While this sounds like it could be a great development that would revolutionize the world of 3D printing, there has rarely been success in producing complex and flexible electronics. The problem researchers ran into has mainly been the fact that existing inks for 3D printing have difficulty producing solid-state elastic materials that can conduct electricity.

Nevertheless, researchers at the Korea Institute of Science and Technology were recently successful in using 3D printing to create elastic components that can conduct electricity, which could pave the way for the creation of stretchable components for wearable devices. They published a paper in ‘Nature Electronics’ in which they outlined and explained how this was possible, and the ways in which it could be used in the future.

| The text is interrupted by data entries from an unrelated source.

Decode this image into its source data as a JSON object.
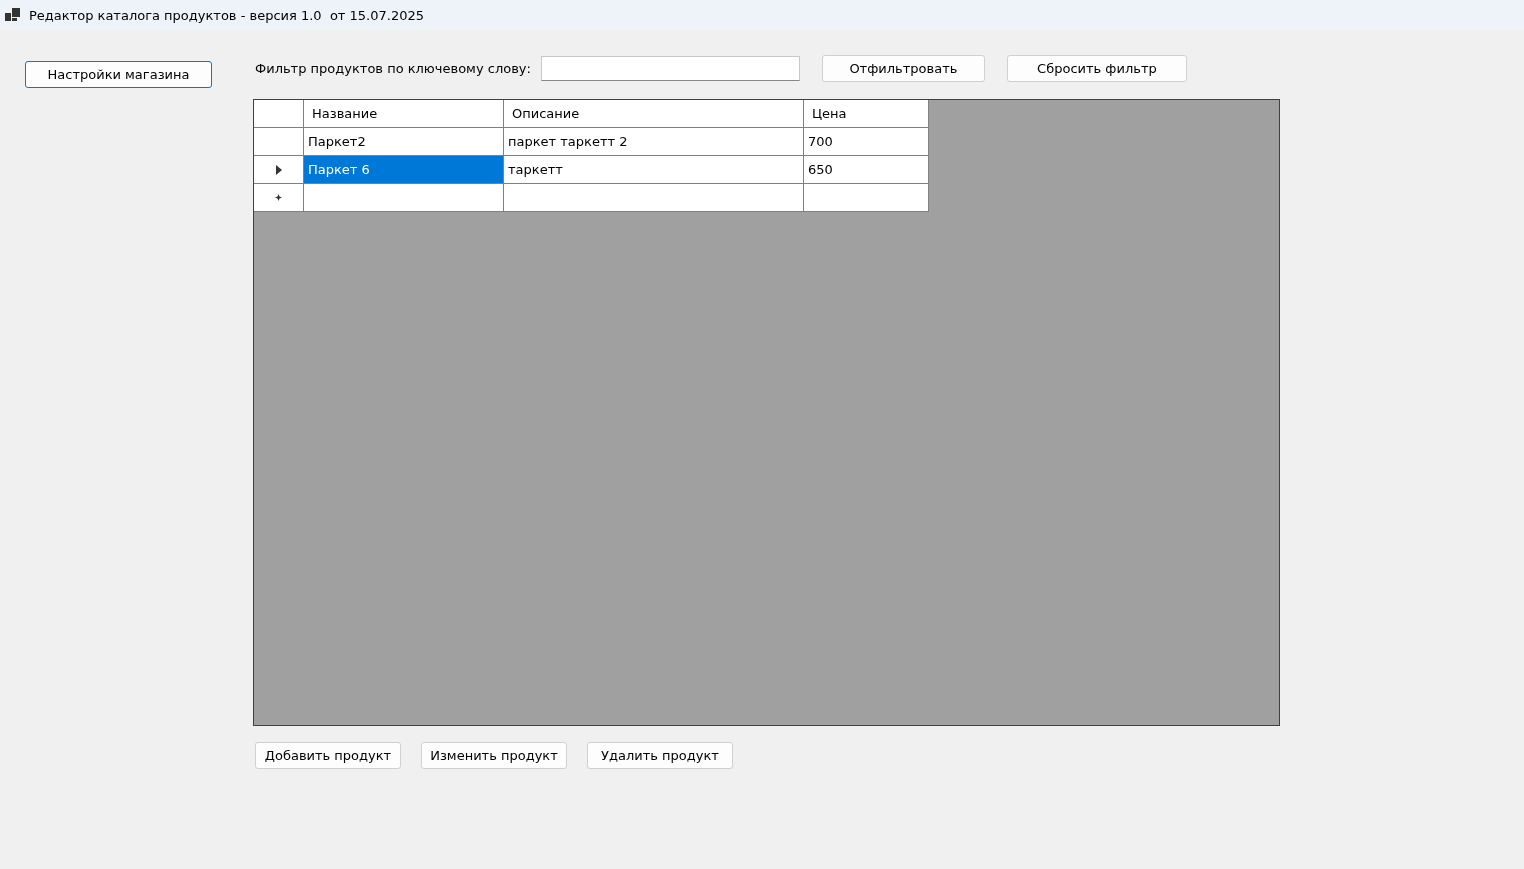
{
  "window": {
    "title": "Редактор каталога продуктов - версия 1.0  от 15.07.2025"
  },
  "settings_button": "Настройки магазина",
  "filter": {
    "label": "Фильтр продуктов по ключевому слову:",
    "apply_button": "Отфильтровать",
    "reset_button": "Сбросить фильтр"
  },
  "table": {
    "columns": [
      "Название",
      "Описание",
      "Цена"
    ],
    "rows": [
      {
        "kind": "data",
        "current": false,
        "cells": [
          {
            "text": "Паркет2",
            "selected": false
          },
          {
            "text": "паркет таркетт 2",
            "selected": false
          },
          {
            "text": "700",
            "selected": false
          }
        ]
      },
      {
        "kind": "data",
        "current": true,
        "cells": [
          {
            "text": "Паркет 6",
            "selected": true
          },
          {
            "text": "таркетт",
            "selected": false
          },
          {
            "text": "650",
            "selected": false
          }
        ]
      },
      {
        "kind": "new",
        "current": false
      }
    ]
  },
  "buttons": [
    "Добавить продукт",
    "Изменить продукт",
    "Удалить продукт"
  ]
}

Byeongmoon Lee, Hyunjoo Cho and their colleagues from the institute explained that this breakthrough was made possible by a new emulsion-based composite ink they developed, which consists of liquid components dispersed within a conductive elastomer, a rubbery material that conducts electricity.

This new composite ink they created exhibits viscoelasticity and lubricating properties, which can better support the printing of complex 3D structures. The researchers demonstrated this new discovery by creating a wearable temperature sensor with a stretchable display, which performed well. The team’s vision for the future of their product is creating soft electronics aligned with the shape of the human body, for more comfortable wear.